_Action item:_ Count how many lines hold "image" in the records, and respond with that number by itself.

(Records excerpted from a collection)
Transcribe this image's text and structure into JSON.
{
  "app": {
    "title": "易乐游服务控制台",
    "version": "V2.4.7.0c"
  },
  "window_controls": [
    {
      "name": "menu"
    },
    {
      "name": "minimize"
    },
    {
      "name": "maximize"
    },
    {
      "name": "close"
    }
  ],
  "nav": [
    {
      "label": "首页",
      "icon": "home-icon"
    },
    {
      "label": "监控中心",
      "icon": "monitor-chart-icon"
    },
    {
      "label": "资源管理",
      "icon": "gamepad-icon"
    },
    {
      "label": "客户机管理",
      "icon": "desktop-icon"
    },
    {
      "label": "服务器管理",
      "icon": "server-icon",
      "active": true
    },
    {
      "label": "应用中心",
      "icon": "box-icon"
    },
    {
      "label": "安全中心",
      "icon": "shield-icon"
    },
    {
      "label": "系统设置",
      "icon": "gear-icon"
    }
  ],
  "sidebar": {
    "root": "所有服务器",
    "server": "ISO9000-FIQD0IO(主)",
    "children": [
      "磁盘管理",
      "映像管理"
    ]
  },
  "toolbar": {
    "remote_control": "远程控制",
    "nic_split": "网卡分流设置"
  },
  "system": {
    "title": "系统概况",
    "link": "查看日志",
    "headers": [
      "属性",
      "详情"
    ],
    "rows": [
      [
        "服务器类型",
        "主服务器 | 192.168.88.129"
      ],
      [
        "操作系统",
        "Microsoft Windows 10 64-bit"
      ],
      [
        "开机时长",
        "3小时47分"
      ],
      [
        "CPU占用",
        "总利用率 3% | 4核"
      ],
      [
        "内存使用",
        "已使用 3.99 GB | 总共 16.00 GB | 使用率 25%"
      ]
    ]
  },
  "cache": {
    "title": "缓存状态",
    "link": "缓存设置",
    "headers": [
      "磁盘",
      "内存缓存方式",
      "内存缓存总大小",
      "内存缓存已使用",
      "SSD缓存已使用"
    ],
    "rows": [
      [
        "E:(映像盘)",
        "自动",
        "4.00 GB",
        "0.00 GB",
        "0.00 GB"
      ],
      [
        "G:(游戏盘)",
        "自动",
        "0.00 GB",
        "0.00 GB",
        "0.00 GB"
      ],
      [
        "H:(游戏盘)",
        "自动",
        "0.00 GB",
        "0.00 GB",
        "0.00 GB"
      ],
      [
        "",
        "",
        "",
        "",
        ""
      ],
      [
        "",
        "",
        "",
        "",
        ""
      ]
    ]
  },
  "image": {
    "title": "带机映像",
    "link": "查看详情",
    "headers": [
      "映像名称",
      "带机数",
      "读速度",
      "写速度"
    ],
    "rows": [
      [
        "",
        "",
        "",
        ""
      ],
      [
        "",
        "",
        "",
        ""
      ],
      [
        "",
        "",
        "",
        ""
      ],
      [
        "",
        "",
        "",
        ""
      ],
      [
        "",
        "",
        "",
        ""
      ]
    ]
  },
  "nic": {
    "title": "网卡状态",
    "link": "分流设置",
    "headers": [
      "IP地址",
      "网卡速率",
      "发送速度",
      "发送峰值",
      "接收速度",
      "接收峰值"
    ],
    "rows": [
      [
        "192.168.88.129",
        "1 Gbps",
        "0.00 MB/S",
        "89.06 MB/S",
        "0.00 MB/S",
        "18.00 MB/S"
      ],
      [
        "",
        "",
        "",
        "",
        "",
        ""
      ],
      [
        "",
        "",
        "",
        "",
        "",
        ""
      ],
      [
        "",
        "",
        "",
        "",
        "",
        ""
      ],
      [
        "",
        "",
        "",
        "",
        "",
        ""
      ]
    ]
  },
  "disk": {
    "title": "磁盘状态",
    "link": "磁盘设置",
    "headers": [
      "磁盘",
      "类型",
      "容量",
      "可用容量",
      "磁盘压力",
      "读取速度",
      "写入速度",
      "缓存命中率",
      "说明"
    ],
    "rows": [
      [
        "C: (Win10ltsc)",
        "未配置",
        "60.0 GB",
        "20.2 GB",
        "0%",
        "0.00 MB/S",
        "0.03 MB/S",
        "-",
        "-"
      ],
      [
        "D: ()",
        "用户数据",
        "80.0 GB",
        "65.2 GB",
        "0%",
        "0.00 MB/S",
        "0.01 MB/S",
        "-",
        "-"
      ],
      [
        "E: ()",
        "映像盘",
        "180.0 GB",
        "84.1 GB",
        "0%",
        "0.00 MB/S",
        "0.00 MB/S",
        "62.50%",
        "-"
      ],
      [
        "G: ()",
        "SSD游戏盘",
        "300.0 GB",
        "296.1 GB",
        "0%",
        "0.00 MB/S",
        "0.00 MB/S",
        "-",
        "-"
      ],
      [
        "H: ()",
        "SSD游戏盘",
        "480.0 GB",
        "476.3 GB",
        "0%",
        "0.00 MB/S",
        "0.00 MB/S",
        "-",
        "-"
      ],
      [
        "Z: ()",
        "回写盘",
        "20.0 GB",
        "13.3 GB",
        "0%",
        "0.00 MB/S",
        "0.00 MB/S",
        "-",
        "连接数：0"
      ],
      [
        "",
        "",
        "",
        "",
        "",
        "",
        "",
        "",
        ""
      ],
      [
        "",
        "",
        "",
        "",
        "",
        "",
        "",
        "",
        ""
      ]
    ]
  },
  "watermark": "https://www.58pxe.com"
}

_Your response:_ 2